03 January, 2008

Thursday: The Suffering Servant's Submission

Yesterday I talked about reflecting on what Christ did for us. Today spend some time in meditation about the submissive spirit of Jesus Christ as he secured our salvation. Are we as submissive to him, as he was for us?

Isaiah 53:7-8 He was oppressed, and he was afflicted, yet he opened not his mouth: he is brought as a lamb to the slaughter, and as a sheep before her shearers is dumb, so he openeth not his mouth. He was taken from prison and from judgment: and who shall declare his generation? for he was cut off out of the land of the living: for the transgression of my people was he stricken.

02 January, 2008

Wedndesday: The Suffering Servant's Wounds

We Reformed Christians can become so proud. We often ask ourselves and each other why people cannot see their need for redemption and the necessity of the cross. We become proud and we alienate those to whom the message of salvation by free grace needs to be heard.

We easily forget that it is all of Christ. It is not of us.

It was HIS wounds, it was HIS stripes, it was HIS bruises.

And why?

For OUR sin. For OUR reconciliation. For OUR peace. For OUR iniquity to be healed.

Isaiah 53:5-6 But he was wounded for our transgressions, he was bruised for our iniquities: the chastisement of our peace was upon him; and with his stripes we are healed. 6 All we like sheep have gone astray; we have turned every one to his own way; and the LORD hath laid on him the iniquity of us all.

He again directs us to Christ, that we may betake ourselves to his wounds, provided that we wish to regain life. Here the Prophet draws a contrast between us and Christ; for in us nothing call be found but destruction and death; in Christ alone is life and salvation, he alone brought medicine to us, and even procures health by his weakness, and life by his death; for he alone hath pacified the Father, he alone hath reconciled us to him. Here we might bring forward many things about the blessed consequences of Christ’s sufferings, if we had not determined to expound rather than to preach; and therefore let us be satisfied with a plain exposition. Let every one, therefore, draw consolation from this passage, and let him apply the blessed result of this doctrine to his own use; for these words are spoken to all in general, and to individuals in particular. -Calvin

01 January, 2008

Tuesday: The Suffering Servant as the Man of Sorrows

Something that is very disturbing in the current evangelical impressions of Jesus Christ was that he was a cheerful and happy man. 10 minutes in any 'Christian' bookstore will reveal posters, paintings, and greeting cards of a happy Jesus with a great smile. This conception of Christ is foreign to the testimony of the Scriptures.

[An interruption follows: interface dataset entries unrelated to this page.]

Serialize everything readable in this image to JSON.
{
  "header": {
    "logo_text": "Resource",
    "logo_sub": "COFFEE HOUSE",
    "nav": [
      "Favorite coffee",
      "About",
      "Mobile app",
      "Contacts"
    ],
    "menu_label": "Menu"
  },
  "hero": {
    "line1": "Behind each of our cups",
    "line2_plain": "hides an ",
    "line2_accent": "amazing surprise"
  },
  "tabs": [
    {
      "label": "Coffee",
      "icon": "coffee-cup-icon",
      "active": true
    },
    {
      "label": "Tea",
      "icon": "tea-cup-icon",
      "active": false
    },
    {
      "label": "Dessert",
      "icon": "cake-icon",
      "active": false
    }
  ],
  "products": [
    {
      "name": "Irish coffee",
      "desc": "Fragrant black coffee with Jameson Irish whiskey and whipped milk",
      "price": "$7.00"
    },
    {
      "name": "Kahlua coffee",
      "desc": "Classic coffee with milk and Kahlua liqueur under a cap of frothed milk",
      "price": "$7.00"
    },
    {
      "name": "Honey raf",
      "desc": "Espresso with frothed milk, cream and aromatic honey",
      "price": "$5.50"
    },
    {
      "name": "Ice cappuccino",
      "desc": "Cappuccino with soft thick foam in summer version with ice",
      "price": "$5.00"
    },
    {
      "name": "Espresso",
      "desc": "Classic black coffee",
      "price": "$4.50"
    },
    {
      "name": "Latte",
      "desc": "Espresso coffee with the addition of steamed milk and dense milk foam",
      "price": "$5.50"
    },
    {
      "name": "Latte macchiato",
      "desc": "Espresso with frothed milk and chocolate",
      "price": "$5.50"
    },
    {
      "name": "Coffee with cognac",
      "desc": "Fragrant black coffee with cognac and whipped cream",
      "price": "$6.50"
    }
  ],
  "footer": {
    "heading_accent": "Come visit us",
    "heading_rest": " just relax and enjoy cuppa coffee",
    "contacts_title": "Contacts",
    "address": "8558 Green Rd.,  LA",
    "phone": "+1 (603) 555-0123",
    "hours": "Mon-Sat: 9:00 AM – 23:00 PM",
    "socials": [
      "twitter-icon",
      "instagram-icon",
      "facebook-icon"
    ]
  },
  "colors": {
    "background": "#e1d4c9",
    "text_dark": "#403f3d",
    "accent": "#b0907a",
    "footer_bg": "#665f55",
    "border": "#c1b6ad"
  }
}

Jesus was the man of sorrows.

The weight of his calling to reconcile sinners to God was so impressed into the person of Christ, that the Scriptures record that he sweat blood during intercessory prayer.

We take the Christ of the Scriptures for granted. We forget the seriousness of the Christian life and the serious nature of our calling to holiness and to reflect Jesus Christ. This is not a call to constant sorrows; but we must remember the difficult life that Christ lived on our behalf. He was sinless, yet lived his whole life with the weight of the knowledge of the sinfulness of sin. This led to a life of real and constant sorrow.

Isaiah 53:3-4 He is despised and rejected of men; a man of sorrows, and acquainted with grief: and we hid as it were our faces from him; he was despised, and we esteemed him not. Surely he hath borne our griefs, and carried our sorrows: yet we did esteem him stricken, smitten of God, and afflicted.

His spirit was tender, and he admitted the impressions of sorrow. We never read that he laughed, but often that he wept. Lentulus, in his epistle to the Roman senate concerning Jesus, says, "he was never seen to laugh;'' and so worn and macerated was he with continual grief that when he was but a little above thirty years of age he was taken to be nearly fifty, Jn. 8:57. Grief was his intimate acquaintance; for he acquainted himself with the grievances of others, and sympathized with them, and he never set his own at a distance; for in his transfiguration he talked of his own decease, and in his triumph he wept over Jerusalem. Let us look unto him and mourn. -MH